The required result is a copy of each line below in which "Сохранить" appears.

▶ [Raw data]
+ + + + +

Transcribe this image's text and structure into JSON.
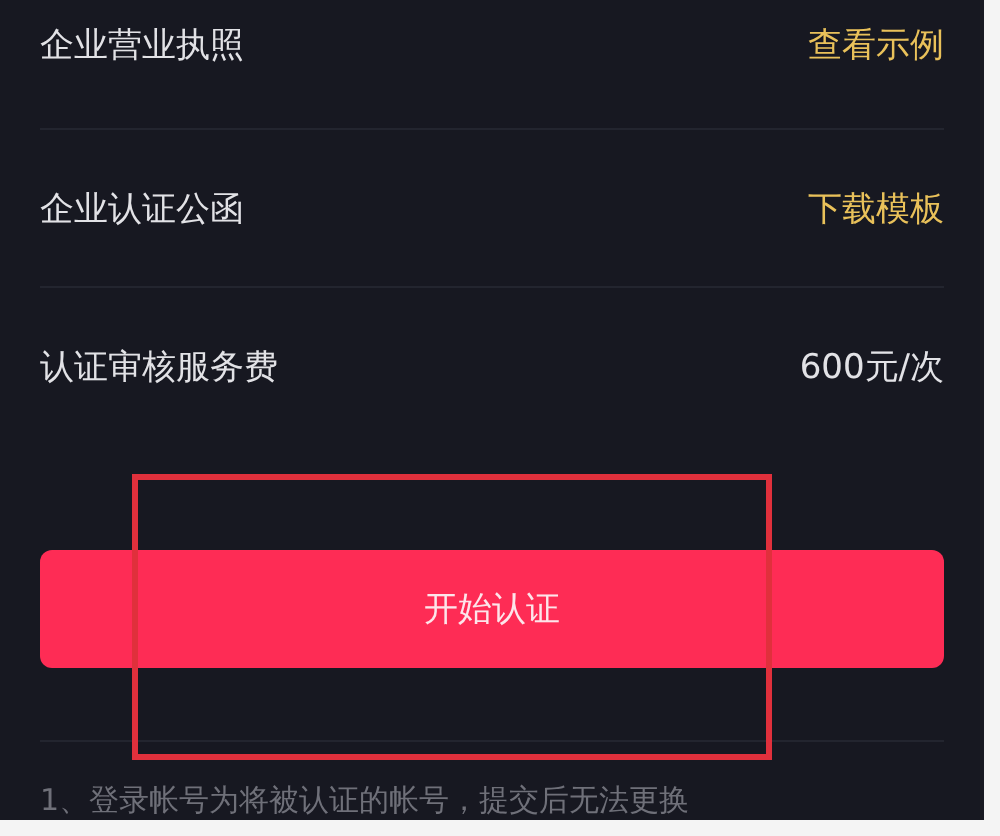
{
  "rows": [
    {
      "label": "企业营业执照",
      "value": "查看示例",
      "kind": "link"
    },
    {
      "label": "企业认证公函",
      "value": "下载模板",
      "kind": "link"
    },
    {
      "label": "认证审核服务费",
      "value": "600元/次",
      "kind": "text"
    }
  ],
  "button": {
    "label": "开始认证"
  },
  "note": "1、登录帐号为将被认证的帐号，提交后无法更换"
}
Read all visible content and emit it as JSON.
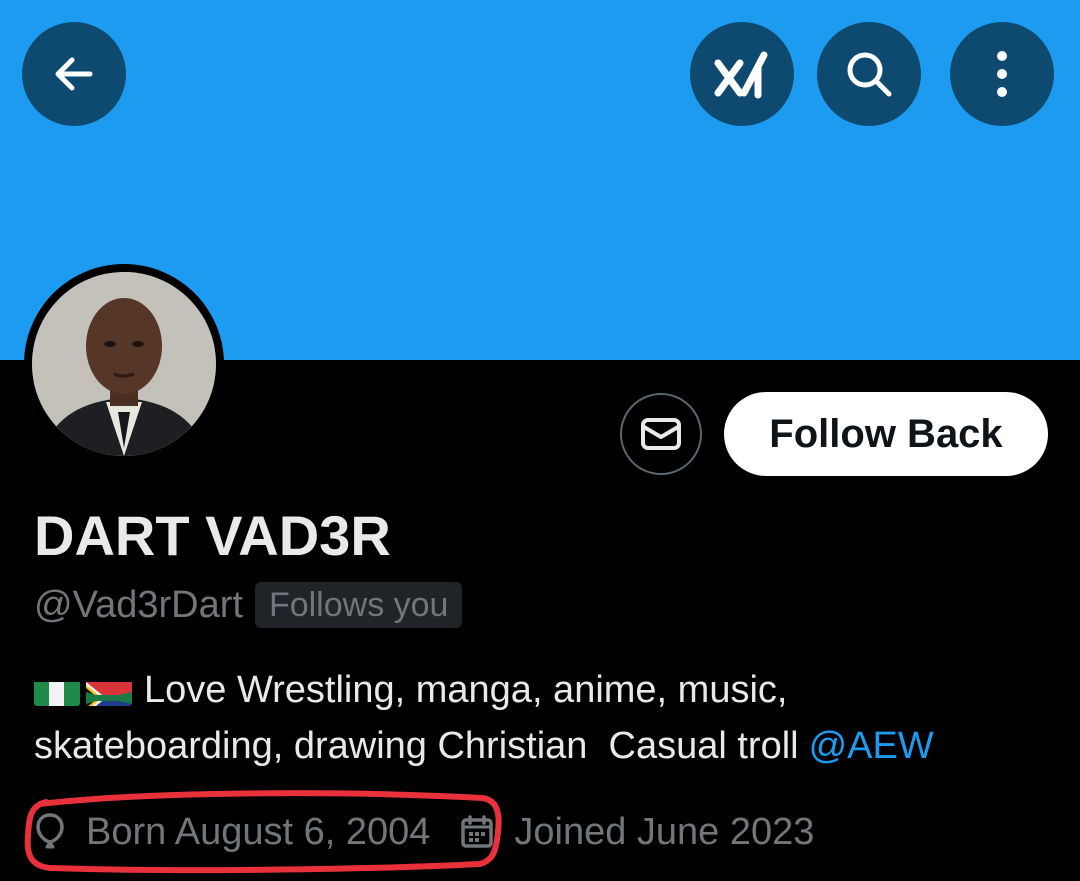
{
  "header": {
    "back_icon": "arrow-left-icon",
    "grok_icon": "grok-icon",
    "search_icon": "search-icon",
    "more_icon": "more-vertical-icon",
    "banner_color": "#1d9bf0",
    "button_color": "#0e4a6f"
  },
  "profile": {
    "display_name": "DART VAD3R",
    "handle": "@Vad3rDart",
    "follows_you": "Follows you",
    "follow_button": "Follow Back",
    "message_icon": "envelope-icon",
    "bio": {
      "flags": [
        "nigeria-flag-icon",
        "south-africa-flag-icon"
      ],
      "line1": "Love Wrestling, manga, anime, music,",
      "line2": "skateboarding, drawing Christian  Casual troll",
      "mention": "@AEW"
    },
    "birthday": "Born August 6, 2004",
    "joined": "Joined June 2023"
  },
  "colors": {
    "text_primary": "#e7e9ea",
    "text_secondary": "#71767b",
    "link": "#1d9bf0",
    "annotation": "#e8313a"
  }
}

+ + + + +

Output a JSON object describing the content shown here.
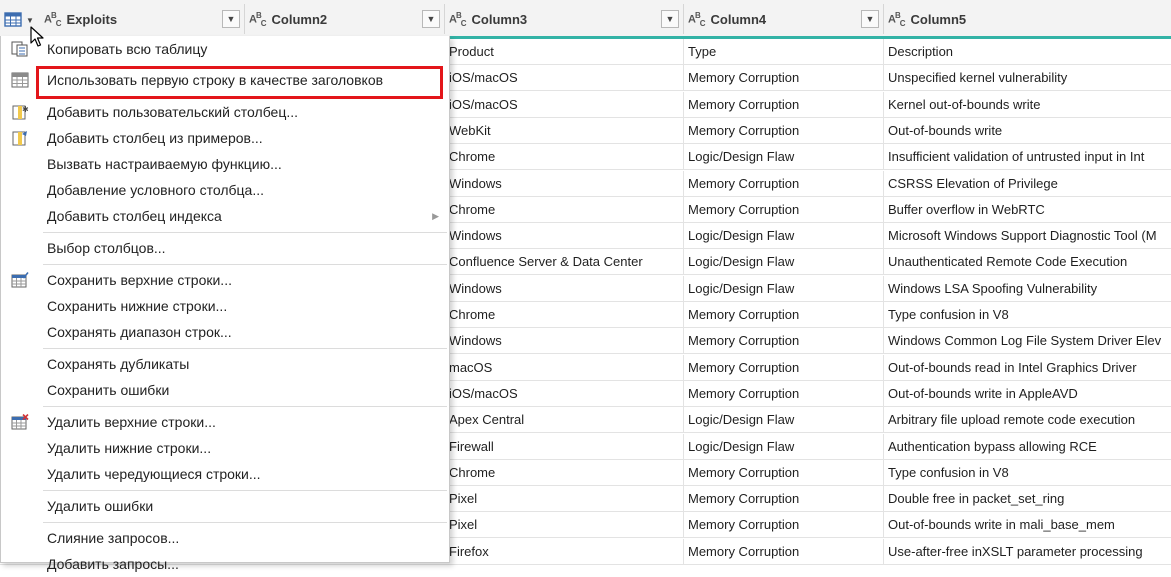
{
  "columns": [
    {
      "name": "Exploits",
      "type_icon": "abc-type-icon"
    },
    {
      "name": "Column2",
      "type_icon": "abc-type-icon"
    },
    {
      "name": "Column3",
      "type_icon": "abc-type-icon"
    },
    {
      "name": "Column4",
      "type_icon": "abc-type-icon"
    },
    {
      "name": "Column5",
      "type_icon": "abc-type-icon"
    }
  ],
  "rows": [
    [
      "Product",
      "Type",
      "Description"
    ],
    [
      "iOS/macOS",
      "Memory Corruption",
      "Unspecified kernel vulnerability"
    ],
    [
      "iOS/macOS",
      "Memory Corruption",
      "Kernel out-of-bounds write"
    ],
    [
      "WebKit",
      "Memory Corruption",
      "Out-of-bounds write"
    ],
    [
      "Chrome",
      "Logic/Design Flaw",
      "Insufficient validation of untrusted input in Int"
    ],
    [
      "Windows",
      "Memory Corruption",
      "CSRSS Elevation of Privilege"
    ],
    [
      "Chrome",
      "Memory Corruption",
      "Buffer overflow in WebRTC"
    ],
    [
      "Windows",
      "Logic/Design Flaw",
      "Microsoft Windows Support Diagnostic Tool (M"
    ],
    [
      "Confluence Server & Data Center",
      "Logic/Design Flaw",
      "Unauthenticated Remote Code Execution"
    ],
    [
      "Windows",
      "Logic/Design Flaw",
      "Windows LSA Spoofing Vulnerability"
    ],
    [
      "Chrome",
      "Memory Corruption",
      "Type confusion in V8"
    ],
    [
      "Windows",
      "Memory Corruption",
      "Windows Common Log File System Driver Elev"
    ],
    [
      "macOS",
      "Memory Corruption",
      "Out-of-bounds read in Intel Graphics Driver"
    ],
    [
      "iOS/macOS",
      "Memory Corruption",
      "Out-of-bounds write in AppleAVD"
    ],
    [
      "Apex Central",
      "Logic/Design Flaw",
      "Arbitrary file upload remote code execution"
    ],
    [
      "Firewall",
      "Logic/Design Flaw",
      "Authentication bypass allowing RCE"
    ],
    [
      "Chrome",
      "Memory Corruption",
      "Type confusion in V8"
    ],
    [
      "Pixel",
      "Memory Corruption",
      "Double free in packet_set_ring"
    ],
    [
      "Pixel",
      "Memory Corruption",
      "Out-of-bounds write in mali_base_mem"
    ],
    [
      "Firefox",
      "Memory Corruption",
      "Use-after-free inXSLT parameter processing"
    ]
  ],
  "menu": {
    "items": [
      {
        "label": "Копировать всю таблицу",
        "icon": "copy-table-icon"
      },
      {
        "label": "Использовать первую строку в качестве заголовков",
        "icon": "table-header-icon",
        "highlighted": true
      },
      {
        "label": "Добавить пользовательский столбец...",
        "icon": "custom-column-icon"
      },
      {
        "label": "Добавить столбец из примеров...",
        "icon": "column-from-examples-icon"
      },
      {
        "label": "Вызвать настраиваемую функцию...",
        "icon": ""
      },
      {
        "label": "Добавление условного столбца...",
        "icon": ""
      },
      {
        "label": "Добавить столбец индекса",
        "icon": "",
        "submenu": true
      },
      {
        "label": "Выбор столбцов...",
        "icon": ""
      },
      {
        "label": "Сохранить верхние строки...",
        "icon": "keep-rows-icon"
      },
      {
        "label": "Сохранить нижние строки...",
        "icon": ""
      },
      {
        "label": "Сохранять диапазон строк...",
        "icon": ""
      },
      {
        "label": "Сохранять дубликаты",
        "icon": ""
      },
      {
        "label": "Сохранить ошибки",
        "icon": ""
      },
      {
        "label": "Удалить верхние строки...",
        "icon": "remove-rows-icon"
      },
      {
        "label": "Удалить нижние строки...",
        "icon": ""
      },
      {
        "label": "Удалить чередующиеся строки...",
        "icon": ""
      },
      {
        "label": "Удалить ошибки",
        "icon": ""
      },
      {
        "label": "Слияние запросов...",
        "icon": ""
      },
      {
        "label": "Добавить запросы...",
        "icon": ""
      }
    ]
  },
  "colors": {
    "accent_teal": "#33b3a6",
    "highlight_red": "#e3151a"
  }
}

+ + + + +

▶ [Written answer]
        "label": "Сохранить верхние строки...",
        "label": "Сохранить нижние строки...",
        "label": "Сохранить ошибки",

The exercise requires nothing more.